Instead, I want to reflect a little on the underpinning evolutionary factors that can make it hard to enact meaningful changes in terms of our own wellbeing. Put simply, evolution is not driven by the intention of making us happy, but instead by the need to propagate. As Yuval Noah Harari puts it in Sapiens A brief History of Humankind, “just as the economic success of a company is measured only in the number of dollars in its bank account, not by the happiness of its employees, so the evolutionary success of a species is measured by the number of copies of its DNA.” To be clear, it is not that we are designed to be miserable either. Misery, happiness, joy, contentment, unease, frustration, anger – all these emotions have developed as part of an evolutionary process that is about passing our genes onto the next generation – no more, no less.

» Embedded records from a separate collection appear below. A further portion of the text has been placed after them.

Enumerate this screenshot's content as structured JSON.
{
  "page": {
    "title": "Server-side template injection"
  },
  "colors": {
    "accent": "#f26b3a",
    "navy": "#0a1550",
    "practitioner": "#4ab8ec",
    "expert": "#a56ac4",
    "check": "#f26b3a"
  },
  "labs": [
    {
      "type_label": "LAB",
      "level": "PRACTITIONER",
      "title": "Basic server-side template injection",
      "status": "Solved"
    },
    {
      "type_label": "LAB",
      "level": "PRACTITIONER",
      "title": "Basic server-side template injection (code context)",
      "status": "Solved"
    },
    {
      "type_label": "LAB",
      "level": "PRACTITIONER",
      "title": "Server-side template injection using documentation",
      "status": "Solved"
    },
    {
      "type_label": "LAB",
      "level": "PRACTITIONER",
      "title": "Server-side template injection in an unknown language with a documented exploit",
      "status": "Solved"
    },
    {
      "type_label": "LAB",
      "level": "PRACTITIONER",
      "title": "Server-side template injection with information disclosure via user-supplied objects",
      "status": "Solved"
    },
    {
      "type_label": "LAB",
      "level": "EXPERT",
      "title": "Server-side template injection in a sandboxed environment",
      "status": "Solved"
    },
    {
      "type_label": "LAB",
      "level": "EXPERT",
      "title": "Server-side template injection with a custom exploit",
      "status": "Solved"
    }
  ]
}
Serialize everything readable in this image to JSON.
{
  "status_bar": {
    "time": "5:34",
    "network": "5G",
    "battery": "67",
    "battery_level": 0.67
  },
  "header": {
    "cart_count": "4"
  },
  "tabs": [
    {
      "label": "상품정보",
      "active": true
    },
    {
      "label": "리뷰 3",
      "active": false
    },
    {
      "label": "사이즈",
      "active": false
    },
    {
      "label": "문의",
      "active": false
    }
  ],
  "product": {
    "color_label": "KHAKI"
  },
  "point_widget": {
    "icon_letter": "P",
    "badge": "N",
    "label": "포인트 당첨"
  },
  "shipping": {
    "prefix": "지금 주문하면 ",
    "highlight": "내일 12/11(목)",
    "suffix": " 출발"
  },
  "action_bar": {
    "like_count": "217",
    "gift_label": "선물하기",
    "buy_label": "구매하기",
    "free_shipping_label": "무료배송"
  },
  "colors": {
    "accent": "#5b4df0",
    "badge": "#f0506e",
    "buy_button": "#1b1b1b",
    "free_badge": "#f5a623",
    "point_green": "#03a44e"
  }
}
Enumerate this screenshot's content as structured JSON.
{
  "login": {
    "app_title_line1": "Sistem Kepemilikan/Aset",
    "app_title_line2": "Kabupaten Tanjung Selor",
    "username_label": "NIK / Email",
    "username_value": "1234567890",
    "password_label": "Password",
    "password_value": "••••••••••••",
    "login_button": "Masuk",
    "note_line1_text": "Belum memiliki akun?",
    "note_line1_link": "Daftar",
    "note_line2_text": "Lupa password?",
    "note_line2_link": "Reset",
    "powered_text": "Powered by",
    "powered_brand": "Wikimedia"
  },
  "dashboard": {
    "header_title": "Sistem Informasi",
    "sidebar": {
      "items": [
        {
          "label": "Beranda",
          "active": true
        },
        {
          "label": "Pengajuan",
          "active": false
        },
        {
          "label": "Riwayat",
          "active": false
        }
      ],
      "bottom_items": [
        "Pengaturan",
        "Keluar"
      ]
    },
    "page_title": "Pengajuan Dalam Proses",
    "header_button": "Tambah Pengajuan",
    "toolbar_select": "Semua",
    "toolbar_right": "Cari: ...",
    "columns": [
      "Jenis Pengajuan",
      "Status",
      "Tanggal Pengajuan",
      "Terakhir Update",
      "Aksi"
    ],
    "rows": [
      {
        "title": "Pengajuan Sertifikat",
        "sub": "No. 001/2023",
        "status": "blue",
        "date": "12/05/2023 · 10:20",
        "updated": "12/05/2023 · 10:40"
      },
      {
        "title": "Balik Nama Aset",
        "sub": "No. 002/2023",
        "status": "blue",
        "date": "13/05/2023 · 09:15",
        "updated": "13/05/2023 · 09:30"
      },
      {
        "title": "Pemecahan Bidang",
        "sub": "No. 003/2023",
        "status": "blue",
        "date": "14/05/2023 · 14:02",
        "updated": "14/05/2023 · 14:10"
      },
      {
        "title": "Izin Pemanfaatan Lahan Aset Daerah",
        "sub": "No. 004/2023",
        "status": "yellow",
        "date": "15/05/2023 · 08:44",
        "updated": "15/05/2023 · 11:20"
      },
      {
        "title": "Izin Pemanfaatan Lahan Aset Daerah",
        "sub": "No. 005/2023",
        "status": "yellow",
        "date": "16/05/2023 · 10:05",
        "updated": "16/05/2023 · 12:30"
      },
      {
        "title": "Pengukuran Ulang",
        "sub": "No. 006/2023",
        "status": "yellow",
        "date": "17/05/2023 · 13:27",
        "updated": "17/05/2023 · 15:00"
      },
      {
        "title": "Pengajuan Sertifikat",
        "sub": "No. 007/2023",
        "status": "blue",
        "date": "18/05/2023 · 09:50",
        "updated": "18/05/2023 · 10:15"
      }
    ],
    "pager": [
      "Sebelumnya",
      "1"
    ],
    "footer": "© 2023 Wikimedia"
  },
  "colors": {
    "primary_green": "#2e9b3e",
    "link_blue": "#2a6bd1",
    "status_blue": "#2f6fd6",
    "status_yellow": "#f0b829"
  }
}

In his 2009 work, The Compassionate Mind, clinical psychologist Paul Gilbert sets out how we have evolved to operate in terms of the regulation of our emotions, with sometimes complementary and sometimes competing impacts. The first element he describes is the ‘threat and self-protection system’, fuelled by anxiety, anger, and disgust. It activates our ‘fight, flight, or freeze’ response when we feel threatened, or we are under excessive stress. The second element he describes is the ‘incentive and resource seeking system’, which feeds those positive feelings around motivation and achievement, providing a hit of dopamine as a reward for completing a necessary task. The final element is the ‘soothing and contentment system’, which is underpinned by feelings around connection to family and friends, creating a sense of belonging and collective purpose.

It is this final element that perhaps feels most appealing when we talk about wellbeing. Indeed, the chemicals associated with these brain functions include oxytocin and serotonin, which have been used widely in anti-depressants. But from an evolutionary perspective we can’t spend all of our time in a state of contentment. We need the incentive to seek resources, to provide for ourselves, our families, our communities, and we need the shock of fear to keep us safe in times of danger.  Evolutionary speaking, a ‘healthy mind’ is one that holds these different elements – threat, resource seeking, and contentment – in balance.  In a sense we are hard wired to not always be content, but also to feel fear, dissatisfaction, stress, even when we are notionally ‘happy’.

An understanding of this can be helpful in avoiding the quick fix gimmick – we are not trying to ‘fix’ a specific issue to make us happier necessarily, but rather working against the backdrop of millennia of evolutionary processes, and it takes more than a ‘stress awareness month’ to respond to that. That isn’t to say that there is nothing that can be done. The evidence is clear that we are able to change the ways we think and feel, to rewire our brain where needed, especially to respond to unhelpful imbalances between the different elements (for example, if our threat and anxiety system is sparking too often or at the wrong times, leading to Generalised Anxiety Disorder). But the combination of therapy, appropriate medication, and support takes time and effort, but it is worth engaging in to help achieve a better sense of mental balance, of wellbeing.

If you feel you would benefit from further support for your mental health, there are lots of organisations that can help. Of course, please contact your GP or your local NHS IAPT service if needed. There is also a dedicated charity serving those working in education, Education Support. For more general information or advice, please look at:


Paul Gilbert, The Compassionate Mind, 2009

Yuval Noah Harari, Sapiens: A brief History of Humankind, 2011

Kat Howard, Stop talking about wellbeing, 2020